- Task item -
What is needed here is a verbatim copy of the records that follow.

----

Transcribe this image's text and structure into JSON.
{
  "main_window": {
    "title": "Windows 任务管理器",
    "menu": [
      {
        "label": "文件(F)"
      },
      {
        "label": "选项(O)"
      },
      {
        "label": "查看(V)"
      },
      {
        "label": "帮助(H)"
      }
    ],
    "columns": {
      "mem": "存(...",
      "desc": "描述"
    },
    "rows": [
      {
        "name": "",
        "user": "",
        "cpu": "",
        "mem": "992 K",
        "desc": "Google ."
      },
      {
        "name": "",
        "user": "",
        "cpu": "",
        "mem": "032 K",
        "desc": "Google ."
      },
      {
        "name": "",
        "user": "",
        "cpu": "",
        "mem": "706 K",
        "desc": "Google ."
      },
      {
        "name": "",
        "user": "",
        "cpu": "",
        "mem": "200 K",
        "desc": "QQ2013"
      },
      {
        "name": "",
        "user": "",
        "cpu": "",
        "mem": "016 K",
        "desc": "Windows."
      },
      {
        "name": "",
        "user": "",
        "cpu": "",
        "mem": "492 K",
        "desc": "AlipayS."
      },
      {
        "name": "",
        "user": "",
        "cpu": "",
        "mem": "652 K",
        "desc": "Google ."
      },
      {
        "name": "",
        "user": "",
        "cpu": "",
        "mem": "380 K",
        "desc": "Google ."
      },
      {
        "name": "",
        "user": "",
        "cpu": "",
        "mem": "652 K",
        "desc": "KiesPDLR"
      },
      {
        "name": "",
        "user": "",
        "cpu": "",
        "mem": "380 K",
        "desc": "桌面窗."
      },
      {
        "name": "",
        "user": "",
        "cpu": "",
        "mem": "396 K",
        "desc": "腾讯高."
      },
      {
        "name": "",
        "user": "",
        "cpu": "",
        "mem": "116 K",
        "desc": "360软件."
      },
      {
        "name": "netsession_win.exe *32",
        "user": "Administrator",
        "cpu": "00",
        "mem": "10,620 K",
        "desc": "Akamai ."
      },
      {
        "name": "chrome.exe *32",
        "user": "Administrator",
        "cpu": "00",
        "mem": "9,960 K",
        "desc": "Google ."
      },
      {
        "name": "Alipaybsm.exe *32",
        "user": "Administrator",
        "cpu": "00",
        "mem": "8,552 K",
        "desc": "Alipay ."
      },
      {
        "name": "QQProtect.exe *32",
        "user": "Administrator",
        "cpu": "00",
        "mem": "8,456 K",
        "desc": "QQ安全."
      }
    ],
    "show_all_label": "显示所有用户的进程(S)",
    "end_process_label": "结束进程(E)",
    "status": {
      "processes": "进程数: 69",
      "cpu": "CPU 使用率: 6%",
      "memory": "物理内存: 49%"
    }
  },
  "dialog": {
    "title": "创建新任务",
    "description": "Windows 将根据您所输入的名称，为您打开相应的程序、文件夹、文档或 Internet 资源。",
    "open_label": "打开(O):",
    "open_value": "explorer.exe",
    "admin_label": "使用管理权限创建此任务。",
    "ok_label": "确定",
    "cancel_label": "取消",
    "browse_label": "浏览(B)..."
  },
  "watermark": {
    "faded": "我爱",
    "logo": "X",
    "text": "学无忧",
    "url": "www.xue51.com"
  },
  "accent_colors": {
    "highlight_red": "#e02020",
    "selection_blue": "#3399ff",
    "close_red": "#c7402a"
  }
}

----

- Exercise result -
Transcribe this image's text and structure into JSON.
{
  "main_window": {
    "title": "Windows 任务管理器",
    "menu": [
      {
        "label": "文件(F)"
      },
      {
        "label": "选项(O)"
      },
      {
        "label": "查看(V)"
      },
      {
        "label": "帮助(H)"
      }
    ],
    "columns": {
      "mem": "存(...",
      "desc": "描述"
    },
    "rows": [
      {
        "name": "",
        "user": "",
        "cpu": "",
        "mem": "992 K",
        "desc": "Google ."
      },
      {
        "name": "",
        "user": "",
        "cpu": "",
        "mem": "032 K",
        "desc": "Google ."
      },
      {
        "name": "",
        "user": "",
        "cpu": "",
        "mem": "706 K",
        "desc": "Google ."
      },
      {
        "name": "",
        "user": "",
        "cpu": "",
        "mem": "200 K",
        "desc": "QQ2013"
      },
      {
        "name": "",
        "user": "",
        "cpu": "",
        "mem": "016 K",
        "desc": "Windows."
      },
      {
        "name": "",
        "user": "",
        "cpu": "",
        "mem": "492 K",
        "desc": "AlipayS."
      },
      {
        "name": "",
        "user": "",
        "cpu": "",
        "mem": "652 K",
        "desc": "Google ."
      },
      {
        "name": "",
        "user": "",
        "cpu": "",
        "mem": "380 K",
        "desc": "Google ."
      },
      {
        "name": "",
        "user": "",
        "cpu": "",
        "mem": "652 K",
        "desc": "KiesPDLR"
      },
      {
        "name": "",
        "user": "",
        "cpu": "",
        "mem": "380 K",
        "desc": "桌面窗."
      },
      {
        "name": "",
        "user": "",
        "cpu": "",
        "mem": "396 K",
        "desc": "腾讯高."
      },
      {
        "name": "",
        "user": "",
        "cpu": "",
        "mem": "116 K",
        "desc": "360软件."
      },
      {
        "name": "netsession_win.exe *32",
        "user": "Administrator",
        "cpu": "00",
        "mem": "10,620 K",
        "desc": "Akamai ."
      },
      {
        "name": "chrome.exe *32",
        "user": "Administrator",
        "cpu": "00",
        "mem": "9,960 K",
        "desc": "Google ."
      },
      {
        "name": "Alipaybsm.exe *32",
        "user": "Administrator",
        "cpu": "00",
        "mem": "8,552 K",
        "desc": "Alipay ."
      },
      {
        "name": "QQProtect.exe *32",
        "user": "Administrator",
        "cpu": "00",
        "mem": "8,456 K",
        "desc": "QQ安全."
      }
    ],
    "show_all_label": "显示所有用户的进程(S)",
    "end_process_label": "结束进程(E)",
    "status": {
      "processes": "进程数: 69",
      "cpu": "CPU 使用率: 6%",
      "memory": "物理内存: 49%"
    }
  },
  "dialog": {
    "title": "创建新任务",
    "description": "Windows 将根据您所输入的名称，为您打开相应的程序、文件夹、文档或 Internet 资源。",
    "open_label": "打开(O):",
    "open_value": "explorer.exe",
    "admin_label": "使用管理权限创建此任务。",
    "ok_label": "确定",
    "cancel_label": "取消",
    "browse_label": "浏览(B)..."
  },
  "watermark": {
    "faded": "我爱",
    "logo": "X",
    "text": "学无忧",
    "url": "www.xue51.com"
  },
  "accent_colors": {
    "highlight_red": "#e02020",
    "selection_blue": "#3399ff",
    "close_red": "#c7402a"
  }
}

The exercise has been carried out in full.